» **Dataset entries**
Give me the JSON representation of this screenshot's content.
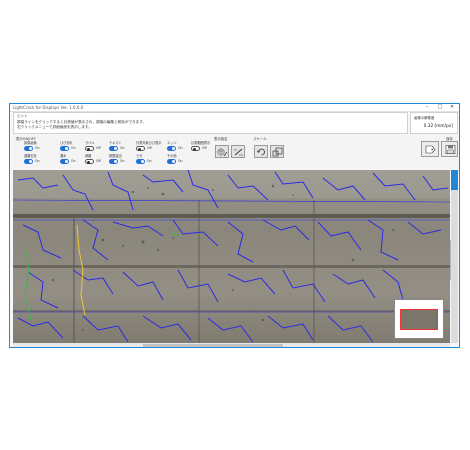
{
  "window": {
    "title": "LightCrack for Displays Ver. 1.0.0.0",
    "buttons": {
      "minimize": "–",
      "maximize": "□",
      "close": "✕"
    }
  },
  "hint": {
    "lines": [
      "ヒント",
      "損傷ラインをクリックすると計測値が表示され、損傷の編集と削除ができます。",
      "右クリックメニューで詳細画面を表示します。"
    ]
  },
  "scale": {
    "label": "画像の解像度",
    "value": "0.32 [mm/px]"
  },
  "display_settings": {
    "title": "表示ON/OFF",
    "row1": [
      {
        "label": "損傷画像",
        "state": "On",
        "on": true
      },
      {
        "label": "ひび割れ",
        "state": "On",
        "on": true
      },
      {
        "label": "ラベル",
        "state": "Off",
        "on": false
      },
      {
        "label": "テキスト",
        "state": "On",
        "on": true
      },
      {
        "label": "計測対象ひび表示",
        "state": "Off",
        "on": false
      },
      {
        "label": "エッジ",
        "state": "On",
        "on": true
      },
      {
        "label": "計測範囲表示",
        "state": "Off",
        "on": false
      }
    ],
    "row2": [
      {
        "label": "遊離石灰",
        "state": "On",
        "on": true
      },
      {
        "label": "漏水",
        "state": "On",
        "on": true
      },
      {
        "label": "剥離",
        "state": "Off",
        "on": false
      },
      {
        "label": "鉄筋露出",
        "state": "On",
        "on": true
      },
      {
        "label": "うき",
        "state": "On",
        "on": true
      },
      {
        "label": "その他",
        "state": "On",
        "on": true
      }
    ]
  },
  "toolbar": {
    "display_setting_label": "表示設定",
    "scale_label": "スケール",
    "save_label": "保存"
  },
  "colors": {
    "accent": "#1e88d8",
    "crack": "#2a2ae6",
    "crack_alt": "#e8c23a",
    "crack_green": "#3db84a"
  }
}
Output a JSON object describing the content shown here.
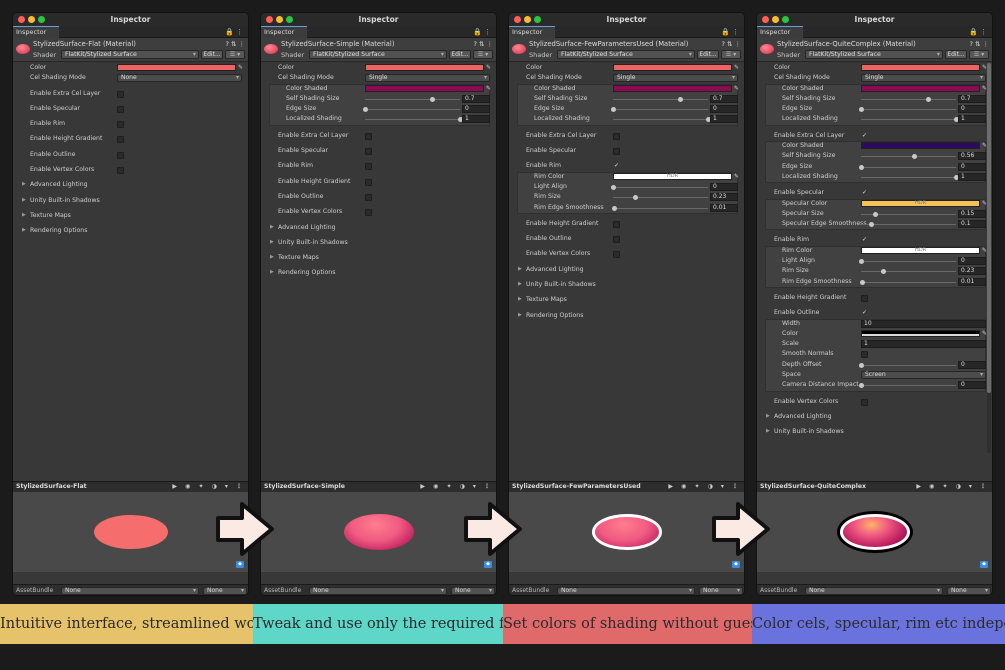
{
  "window_title": "Inspector",
  "tab_label": "Inspector",
  "shader_label": "Shader",
  "shader_value": "FlatKit/Stylized Surface",
  "edit_label": "Edit...",
  "list_label": "☰ ▾",
  "asset_bundle_label": "AssetBundle",
  "asset_bundle_value": "None",
  "asset_variant_value": "None",
  "colors": {
    "red": "#f06262",
    "magenta": "#8c0a52",
    "purple": "#2e0a5e",
    "yellow": "#f5c158",
    "white": "#ffffff",
    "black": "#000000"
  },
  "panels": [
    {
      "material": "StylizedSurface-Flat (Material)",
      "preview_title": "StylizedSurface-Flat",
      "rows": [
        {
          "t": "color",
          "l": "Color",
          "c": "#f06262"
        },
        {
          "t": "drop",
          "l": "Cel Shading Mode",
          "v": "None"
        },
        {
          "t": "sp"
        },
        {
          "t": "check",
          "l": "Enable Extra Cel Layer",
          "on": false
        },
        {
          "t": "sp"
        },
        {
          "t": "check",
          "l": "Enable Specular",
          "on": false
        },
        {
          "t": "sp"
        },
        {
          "t": "check",
          "l": "Enable Rim",
          "on": false
        },
        {
          "t": "sp"
        },
        {
          "t": "check",
          "l": "Enable Height Gradient",
          "on": false
        },
        {
          "t": "sp"
        },
        {
          "t": "check",
          "l": "Enable Outline",
          "on": false
        },
        {
          "t": "sp"
        },
        {
          "t": "check",
          "l": "Enable Vertex Colors",
          "on": false
        },
        {
          "t": "sp"
        },
        {
          "t": "fold",
          "l": "Advanced Lighting"
        },
        {
          "t": "sp"
        },
        {
          "t": "fold",
          "l": "Unity Built-in Shadows"
        },
        {
          "t": "sp"
        },
        {
          "t": "fold",
          "l": "Texture Maps"
        },
        {
          "t": "sp"
        },
        {
          "t": "fold",
          "l": "Rendering Options"
        }
      ]
    },
    {
      "material": "StylizedSurface-Simple (Material)",
      "preview_title": "StylizedSurface-Simple",
      "rows": [
        {
          "t": "color",
          "l": "Color",
          "c": "#f06262"
        },
        {
          "t": "drop",
          "l": "Cel Shading Mode",
          "v": "Single"
        },
        {
          "t": "box",
          "h": 4,
          "items": [
            {
              "t": "color",
              "l": "Color Shaded",
              "c": "#8c0a52"
            },
            {
              "t": "slider",
              "l": "Self Shading Size",
              "v": "0.7",
              "p": 0.7
            },
            {
              "t": "slider",
              "l": "Edge Size",
              "v": "0",
              "p": 0
            },
            {
              "t": "slider",
              "l": "Localized Shading",
              "v": "1",
              "p": 1
            }
          ]
        },
        {
          "t": "sp"
        },
        {
          "t": "check",
          "l": "Enable Extra Cel Layer",
          "on": false
        },
        {
          "t": "sp"
        },
        {
          "t": "check",
          "l": "Enable Specular",
          "on": false
        },
        {
          "t": "sp"
        },
        {
          "t": "check",
          "l": "Enable Rim",
          "on": false
        },
        {
          "t": "sp"
        },
        {
          "t": "check",
          "l": "Enable Height Gradient",
          "on": false
        },
        {
          "t": "sp"
        },
        {
          "t": "check",
          "l": "Enable Outline",
          "on": false
        },
        {
          "t": "sp"
        },
        {
          "t": "check",
          "l": "Enable Vertex Colors",
          "on": false
        },
        {
          "t": "sp"
        },
        {
          "t": "fold",
          "l": "Advanced Lighting"
        },
        {
          "t": "sp"
        },
        {
          "t": "fold",
          "l": "Unity Built-in Shadows"
        },
        {
          "t": "sp"
        },
        {
          "t": "fold",
          "l": "Texture Maps"
        },
        {
          "t": "sp"
        },
        {
          "t": "fold",
          "l": "Rendering Options"
        }
      ]
    },
    {
      "material": "StylizedSurface-FewParametersUsed (Material)",
      "preview_title": "StylizedSurface-FewParametersUsed",
      "rows": [
        {
          "t": "color",
          "l": "Color",
          "c": "#f06262"
        },
        {
          "t": "drop",
          "l": "Cel Shading Mode",
          "v": "Single"
        },
        {
          "t": "box",
          "h": 4,
          "items": [
            {
              "t": "color",
              "l": "Color Shaded",
              "c": "#8c0a52"
            },
            {
              "t": "slider",
              "l": "Self Shading Size",
              "v": "0.7",
              "p": 0.7
            },
            {
              "t": "slider",
              "l": "Edge Size",
              "v": "0",
              "p": 0
            },
            {
              "t": "slider",
              "l": "Localized Shading",
              "v": "1",
              "p": 1
            }
          ]
        },
        {
          "t": "sp"
        },
        {
          "t": "check",
          "l": "Enable Extra Cel Layer",
          "on": false
        },
        {
          "t": "sp"
        },
        {
          "t": "check",
          "l": "Enable Specular",
          "on": false
        },
        {
          "t": "sp"
        },
        {
          "t": "check",
          "l": "Enable Rim",
          "on": true
        },
        {
          "t": "box",
          "h": 4,
          "items": [
            {
              "t": "color",
              "l": "Rim Color",
              "c": "#ffffff",
              "hdr": "HDR"
            },
            {
              "t": "slider",
              "l": "Light Align",
              "v": "0",
              "p": 0
            },
            {
              "t": "slider",
              "l": "Rim Size",
              "v": "0.23",
              "p": 0.23
            },
            {
              "t": "slider",
              "l": "Rim Edge Smoothness",
              "v": "0.01",
              "p": 0.01
            }
          ]
        },
        {
          "t": "sp"
        },
        {
          "t": "check",
          "l": "Enable Height Gradient",
          "on": false
        },
        {
          "t": "sp"
        },
        {
          "t": "check",
          "l": "Enable Outline",
          "on": false
        },
        {
          "t": "sp"
        },
        {
          "t": "check",
          "l": "Enable Vertex Colors",
          "on": false
        },
        {
          "t": "sp"
        },
        {
          "t": "fold",
          "l": "Advanced Lighting"
        },
        {
          "t": "sp"
        },
        {
          "t": "fold",
          "l": "Unity Built-in Shadows"
        },
        {
          "t": "sp"
        },
        {
          "t": "fold",
          "l": "Texture Maps"
        },
        {
          "t": "sp"
        },
        {
          "t": "fold",
          "l": "Rendering Options"
        }
      ]
    },
    {
      "material": "StylizedSurface-QuiteComplex (Material)",
      "preview_title": "StylizedSurface-QuiteComplex",
      "rows": [
        {
          "t": "color",
          "l": "Color",
          "c": "#f06262"
        },
        {
          "t": "drop",
          "l": "Cel Shading Mode",
          "v": "Single"
        },
        {
          "t": "box",
          "h": 4,
          "items": [
            {
              "t": "color",
              "l": "Color Shaded",
              "c": "#8c0a52"
            },
            {
              "t": "slider",
              "l": "Self Shading Size",
              "v": "0.7",
              "p": 0.7
            },
            {
              "t": "slider",
              "l": "Edge Size",
              "v": "0",
              "p": 0
            },
            {
              "t": "slider",
              "l": "Localized Shading",
              "v": "1",
              "p": 1
            }
          ]
        },
        {
          "t": "sp"
        },
        {
          "t": "check",
          "l": "Enable Extra Cel Layer",
          "on": true
        },
        {
          "t": "box",
          "h": 4,
          "items": [
            {
              "t": "color",
              "l": "Color Shaded",
              "c": "#2e0a5e"
            },
            {
              "t": "slider",
              "l": "Self Shading Size",
              "v": "0.56",
              "p": 0.56
            },
            {
              "t": "slider",
              "l": "Edge Size",
              "v": "0",
              "p": 0
            },
            {
              "t": "slider",
              "l": "Localized Shading",
              "v": "1",
              "p": 1
            }
          ]
        },
        {
          "t": "sp"
        },
        {
          "t": "check",
          "l": "Enable Specular",
          "on": true
        },
        {
          "t": "box",
          "h": 3,
          "items": [
            {
              "t": "color",
              "l": "Specular Color",
              "c": "#f5c158",
              "hdr": "HDR"
            },
            {
              "t": "slider",
              "l": "Specular Size",
              "v": "0.15",
              "p": 0.15
            },
            {
              "t": "slider",
              "l": "Specular Edge Smoothness",
              "v": "0.1",
              "p": 0.1
            }
          ]
        },
        {
          "t": "sp"
        },
        {
          "t": "check",
          "l": "Enable Rim",
          "on": true
        },
        {
          "t": "box",
          "h": 4,
          "items": [
            {
              "t": "color",
              "l": "Rim Color",
              "c": "#ffffff",
              "hdr": "HDR"
            },
            {
              "t": "slider",
              "l": "Light Align",
              "v": "0",
              "p": 0
            },
            {
              "t": "slider",
              "l": "Rim Size",
              "v": "0.23",
              "p": 0.23
            },
            {
              "t": "slider",
              "l": "Rim Edge Smoothness",
              "v": "0.01",
              "p": 0.01
            }
          ]
        },
        {
          "t": "sp"
        },
        {
          "t": "check",
          "l": "Enable Height Gradient",
          "on": false
        },
        {
          "t": "sp"
        },
        {
          "t": "check",
          "l": "Enable Outline",
          "on": true
        },
        {
          "t": "box",
          "h": 7,
          "items": [
            {
              "t": "numw",
              "l": "Width",
              "v": "10"
            },
            {
              "t": "color",
              "l": "Color",
              "c": "#000000"
            },
            {
              "t": "numw",
              "l": "Scale",
              "v": "1"
            },
            {
              "t": "check",
              "l": "Smooth Normals",
              "on": false
            },
            {
              "t": "slider",
              "l": "Depth Offset",
              "v": "0",
              "p": 0
            },
            {
              "t": "drop",
              "l": "Space",
              "v": "Screen"
            },
            {
              "t": "slider",
              "l": "Camera Distance Impact",
              "v": "0",
              "p": 0
            }
          ]
        },
        {
          "t": "sp"
        },
        {
          "t": "check",
          "l": "Enable Vertex Colors",
          "on": false
        },
        {
          "t": "sp"
        },
        {
          "t": "fold",
          "l": "Advanced Lighting"
        },
        {
          "t": "sp"
        },
        {
          "t": "fold",
          "l": "Unity Built-in Shadows"
        }
      ]
    }
  ],
  "banners": [
    {
      "text": "Intuitive interface, streamlined workflow",
      "color": "#e6c36b"
    },
    {
      "text": "Tweak and use only the required features",
      "color": "#5ed6c8"
    },
    {
      "text": "Set colors of shading without guesswork",
      "color": "#e06a6a"
    },
    {
      "text": "Color cels, specular, rim etc independently",
      "color": "#6a73dd"
    }
  ]
}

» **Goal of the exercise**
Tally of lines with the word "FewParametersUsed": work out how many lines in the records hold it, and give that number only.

» **Result of the task**
2